To drive or not too
Taken from a blog I wrote for and shared with the younger people with Dementia website
Ken C on driving
I must point out that we are all so very different, and no two people think of driving problems in the same way, so I am not speaking out on behalf of others, this is simply my point of view.
To drive or not to drive...I gave up driving in 2003 when the illness started, while I was still working. I decided in my own mind, and it never really bothered me.
A year later, I had to be re-diagnosed because the original hospital had lost my notes. I was given advice about living well with young onset dementia with Lewy bodies, and was also given medication, which in all honesty I did not expect to work. After around 18 months I realised that I was, or seemed more, switched on in some ways than the vast numbers of motorists driving in our area of the UK, so I took the bull by the horns and re-applied to get my driving licence back.
Driving again...for nowI agreed with my wife that I would never drive unless I felt up to it, and if I ever felt odd or unwell, I would stop the car when it was safe and get out. I have driven by myself on occasions but only short distances, and I did this so that I felt comfortable if an emergency arose at home. I knew one person with dementia who kept driving, even though someone had to sit next to them, and tell them which corner to drive around, something which shocked me. I am more concerned about hitting or killing someone else than I am about me being able to drive, and this has still stuck in my mind.

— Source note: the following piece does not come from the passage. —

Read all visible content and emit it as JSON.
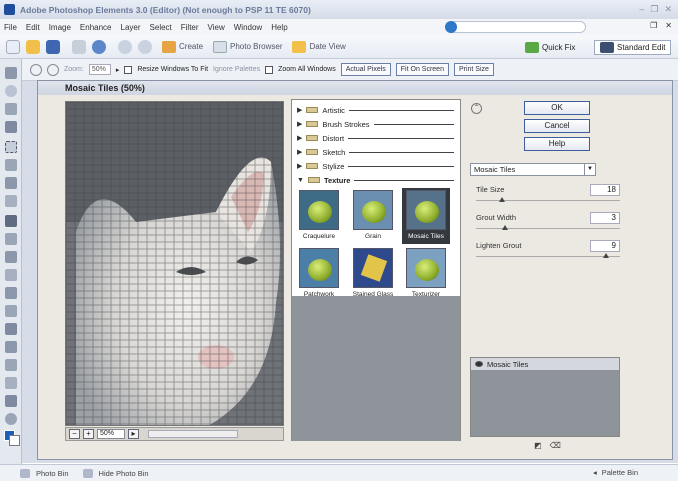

Yes - I have my licence back but only on a yearly basis, and if it goes, well so what? It’s not the end of the world, as I have had all of the years extra through the medication, and that means more to me than anything else, especially seeing my grandchildren grow up.
I know that some areas of the UK have driving courses where people with the illness can go for an assessment, to see if they are competent to drive, and that to me is a brilliant idea. As long as the person listens to what is said by the instructor, and agrees to give up if they are classed as unsafe. Perhaps everyone should have a driving assessment these days, dementia or not.
It’s now time to re-apply for my licence again, so it’s a case of wait and see whether I am allowed to drive again after Christmas, or whether it’s back to the poor man’s taxi 'The Local Bus,' but if it comes to that, well so be it.
2015 - an update from KenAlthough I am still officially allowed to drive at present, the hospital fouled up my application and did not send it back at the given time, so officially I do not have a valid licence as it expired on the 5th January. We only found this out when my wife contacted the DVLA to see what was happening.
It also appears that there is a 9 week waiting list, so I am not holding my breath just in case it is denied.
However the DVLA told my wife, that I can still drive providing the doctor agreed. My wife was told by the consultants secretary that she had no objection to me driving, but as far as that is concerned, it was not followed up in writing, so I am very uncertain about driving. I feel that the consultant has a duty to respond to this in writing, to make it official.
These days I do not drive very much anyway, so if my licence does not get renewed, it's not the end of the world. I still enjoy driving on the odd days I feel up for it, but I know that time is running out, and eventually I will have to stop. But I think it's down to thinking of other road users and not just myself.
Many people find it hard to give up driving because they have been driving for so long. I started driving in 1968, and it's up to me to stop, when I know I am no longer safe to drive.
- Ken Clasper was diagnosed with young onset dementia with Lewy bodies in his mid-50s. He has taken part in clinical research and continues to give talks about dementia.
He also writes a regular blog Living well with Lewy Body dementia.